portable, disruptive, revolutionary and unified..
What is Docker?
Well, you probably know the answer to this question. Let’s not beat it to the pulp. Succintly, it is a unified framework for all apps. It helps build applications on one unified environment and run it anywhere.
Since hitting version 1.0 in June 2014, Docker has taken “the cloud” by storm even seeing Google, Microsoft, Amazon, Cisco, HP, IBM, RedHat, VMWare, and others working together to develop a common standard with Docker as the core. That’s a non-trivial debut.
What makes Docker so special? It sounds to me like just another VM.
Well, it might sound that way, but Docker isn’t like a virtual machine. Getting down to the nuts and bolts, Docker allows applications to be isolated into containers with instructions for exactly what they need to survive that can be easily ported from machine to machine. Virtual machines also allow the exact same thing, and numerous other tools like Chef and Puppet already exist to make rebuilding these configurations portable and reproducible.

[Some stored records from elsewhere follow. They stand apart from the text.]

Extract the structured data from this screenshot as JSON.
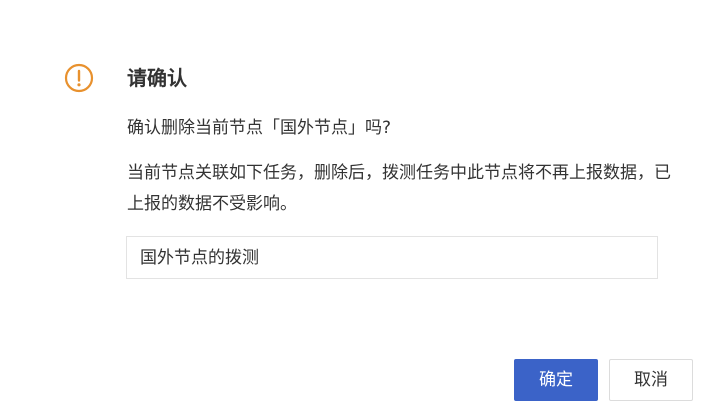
{
  "dialog": {
    "icon": "exclamation-circle-icon",
    "accent_color": "#e8912e",
    "title": "请确认",
    "question": "确认删除当前节点「国外节点」吗?",
    "description": "当前节点关联如下任务，删除后，拨测任务中此节点将不再上报数据，已上报的数据不受影响。",
    "tasks": [
      "国外节点的拨测"
    ],
    "confirm_label": "确定",
    "cancel_label": "取消",
    "primary_color": "#3b63c8"
  }
}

While Docker has a more simplified structure compared to both of these, the real area where it causes disruption is resource efficiency.
If you have 20 Docker containers that you want to run, you can run them all on a single virtual machine. To run 20 VMs, you’ve got to boot 20 operating systems with at least minimum resource requirements available before factoring the hypervisor for them to run on with the base OS. That is a LOT of resource saving. Here’s a benchmark on how it outperforms VMs by a whopping 26:1 performance ratio.
Other reasons why Docker is so ground-breaking are its portability and scalability. Combined with Kubernetes, it becomes so easy to balance billions of containers in multiple docker hosts. Google has been using container technology for over ten years, starting over 2 billion containers per week. With Kubernetes it shares its container expertise creating an open platform to run containers at scale.
Back in the Business with Summer of Code
So, that was docker. This week’s Summer of Code comprised of several bug fixes and getting GitLab support for GitMate. It’s been a wonderful week all around, learning new things about GitLab and GitHub, their resemblances, workflow and all. Hopefully, we could have a stable release this month with GitLab™ support.
How did it go?
My phase 1 went better than expected. But, I’m still a bit nervous about the upcoming evaluations next week. Thanks for all the support, Lasse, Fabian and Arkhan. It’d have been a disaster without you guys around.
Burndown chart for the First Phase of Google Summer of Code 2017 for gitmate/coala by Naveen Kumar Sangi